Interior Secretary Bruce Babbitt announced the release of the Final Yosemite Valley Plan/ Supplemental Environmental Impact Statement at a ceremony today in Yosemite National Park.
This Final Yosemite Valley Plan, the Secretary says, will provide a framework to restore degraded areas and reduce development within the Merced River ecosystem. It will also reduce the use of automobiles and relocate much of the remaining parking to areas outside of Yosemite Valley.
"After eight years of intensive work, I am pleased to announce a plan that provides balance for Yosemite National Park. This plan will conserve the natural and cultural resources of the park, while providing access and ensuring a quality visitor experience," Babbitt said.
Today's announcement follows several months of public hearings and meetings held throughout the country that included, according to park officialdom, 10,000 public comments regarding the draft plan.
Babbitt's comments were echoed by Yosemite National Park Superintendent David Milhalic who told those gathered (including several who oppose the plan) that, in his words, "The Yosemite Valley Plan lays the groundwork for managing Yosemite Valley for future generations. With this landmark plan completed, we can focus on protecting the ecosystems in the park," Mihalic said.
Among the vocal opponents to the plan is Tuolumne County Supervisor Mark Thornton whose district includes a large part of the national park. Thornton called the plan a "deception of the American People, pure and simple. It is nothing less than an outline for the total elimination of the private automobile from the park. At that point," the supervisor continues, "the 80% of the park's visitors who fall into the day use category will be forced to take a bus." Those who can afford the pricey nightly accommodations won't have this problem though.
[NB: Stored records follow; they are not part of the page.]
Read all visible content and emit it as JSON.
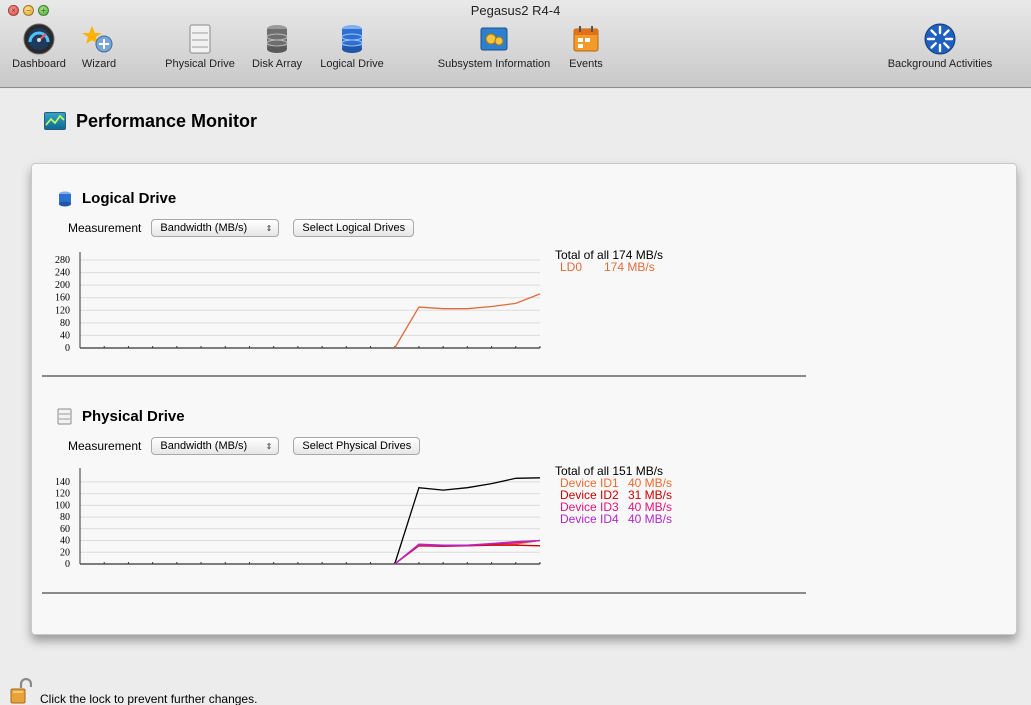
{
  "window": {
    "title": "Pegasus2 R4-4",
    "traffic": [
      "×",
      "−",
      "+"
    ]
  },
  "toolbar": {
    "items": [
      {
        "label": "Dashboard",
        "icon": "dashboard-gauge-icon"
      },
      {
        "label": "Wizard",
        "icon": "wizard-icon"
      },
      {
        "label": "Physical Drive",
        "icon": "physical-drive-icon"
      },
      {
        "label": "Disk Array",
        "icon": "disk-array-icon"
      },
      {
        "label": "Logical Drive",
        "icon": "logical-drive-icon"
      },
      {
        "label": "Subsystem Information",
        "icon": "subsystem-info-icon"
      },
      {
        "label": "Events",
        "icon": "events-calendar-icon"
      },
      {
        "label": "Background Activities",
        "icon": "background-activities-icon"
      }
    ]
  },
  "page": {
    "title": "Performance Monitor"
  },
  "logical": {
    "title": "Logical Drive",
    "measurement_label": "Measurement",
    "select_value": "Bandwidth (MB/s)",
    "select_arrows": "⇕",
    "button_label": "Select Logical Drives"
  },
  "physical": {
    "title": "Physical Drive",
    "measurement_label": "Measurement",
    "select_value": "Bandwidth (MB/s)",
    "select_arrows": "⇕",
    "button_label": "Select Physical Drives"
  },
  "chart_data": [
    {
      "type": "line",
      "yticks": [
        0,
        40,
        80,
        120,
        160,
        200,
        240,
        280
      ],
      "ylim": [
        0,
        280
      ],
      "x": [
        0,
        1,
        2,
        3,
        4,
        5,
        6,
        7,
        8,
        9,
        10,
        11,
        12,
        13,
        14,
        15,
        16,
        17,
        18,
        19
      ],
      "series": [
        {
          "name": "LD0",
          "color": "#e06a3a",
          "values": [
            null,
            null,
            null,
            null,
            null,
            null,
            null,
            null,
            null,
            null,
            null,
            null,
            null,
            0,
            130,
            125,
            125,
            132,
            142,
            172
          ]
        }
      ],
      "legend_header": "Total of all 174 MB/s",
      "legend": [
        {
          "name": "LD0",
          "value": "174 MB/s",
          "color": "#e06a3a"
        }
      ],
      "grid": true
    },
    {
      "type": "line",
      "yticks": [
        0,
        20,
        40,
        60,
        80,
        100,
        120,
        140
      ],
      "ylim": [
        0,
        150
      ],
      "x": [
        0,
        1,
        2,
        3,
        4,
        5,
        6,
        7,
        8,
        9,
        10,
        11,
        12,
        13,
        14,
        15,
        16,
        17,
        18,
        19
      ],
      "series": [
        {
          "name": "Total",
          "color": "#000000",
          "values": [
            null,
            null,
            null,
            null,
            null,
            null,
            null,
            null,
            null,
            null,
            null,
            null,
            null,
            0,
            130,
            126,
            130,
            137,
            146,
            147
          ]
        },
        {
          "name": "Device ID1",
          "color": "#f06a30",
          "values": [
            null,
            null,
            null,
            null,
            null,
            null,
            null,
            null,
            null,
            null,
            null,
            null,
            null,
            0,
            33,
            31,
            32,
            33,
            34,
            40
          ]
        },
        {
          "name": "Device ID2",
          "color": "#cc0000",
          "values": [
            null,
            null,
            null,
            null,
            null,
            null,
            null,
            null,
            null,
            null,
            null,
            null,
            null,
            0,
            31,
            30,
            31,
            32,
            32,
            31
          ]
        },
        {
          "name": "Device ID3",
          "color": "#e0157a",
          "values": [
            null,
            null,
            null,
            null,
            null,
            null,
            null,
            null,
            null,
            null,
            null,
            null,
            null,
            0,
            32,
            31,
            31,
            34,
            36,
            40
          ]
        },
        {
          "name": "Device ID4",
          "color": "#b026c9",
          "values": [
            null,
            null,
            null,
            null,
            null,
            null,
            null,
            null,
            null,
            null,
            null,
            null,
            null,
            0,
            34,
            32,
            32,
            35,
            38,
            40
          ]
        }
      ],
      "legend_header": "Total of all 151 MB/s",
      "legend": [
        {
          "name": "Device ID1",
          "value": "40 MB/s",
          "color": "#f06a30"
        },
        {
          "name": "Device ID2",
          "value": "31 MB/s",
          "color": "#cc0000"
        },
        {
          "name": "Device ID3",
          "value": "40 MB/s",
          "color": "#e0157a"
        },
        {
          "name": "Device ID4",
          "value": "40 MB/s",
          "color": "#b026c9"
        }
      ],
      "grid": true
    }
  ],
  "footer": {
    "text": "Click the lock to prevent further changes."
  }
}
Stay at the Ahwahnee or Yosemite Lodge, for example, and those guests will not only be able to drive their car right into the park but then right into that accommodation's parking lot. Unlike the public parking lot in Yosemite Village for example, the hotels' parking allocations are not being downgraded.
Another opponent is Congressman George Radanovich who serves on the National Parks and Public Lands Committee and whose 19th District includes most of Yosemite National Park. The Mariposa representative says Babbitt's plan is, in his words, "fatally flawed." Radanovich charges that the plan does not further the National Park Service mission of providing for the public enjoyment of national parks. Instead, the congressman says, the plan "reduces public services and increases public costs...The plan will result in increased time and effort for the public wishing to enjoy the splendor of Yosemite Valley, and increased costs to the taxpayer to pay for the additional hassle. That doesn't make sense to me, and it doesn't make sense to my constituents in the gateway communities surrounding the park."
Implementation of the plan will, reportedly, begin after a Record of Decision is signed in December and will be phased in, we're told, over a 10-15 year period. We say "reportedly" begin because, far from being a done deal, Congressman Radanovich has announced his intention to conduct at least two separate hearings to "fully explore Yosemite's new plan." Financial implications aside, the congressman says he wants to spotlight the Park Service's efforts to "proceed with implementation of the plan without overall congressional approval."
Would you like to know more about the Final Yosemite Plan? A comprehensive look can be accessed by clicking here. A reminder though, this synopsis was prepared by the National Park Service and does not present any opposing views.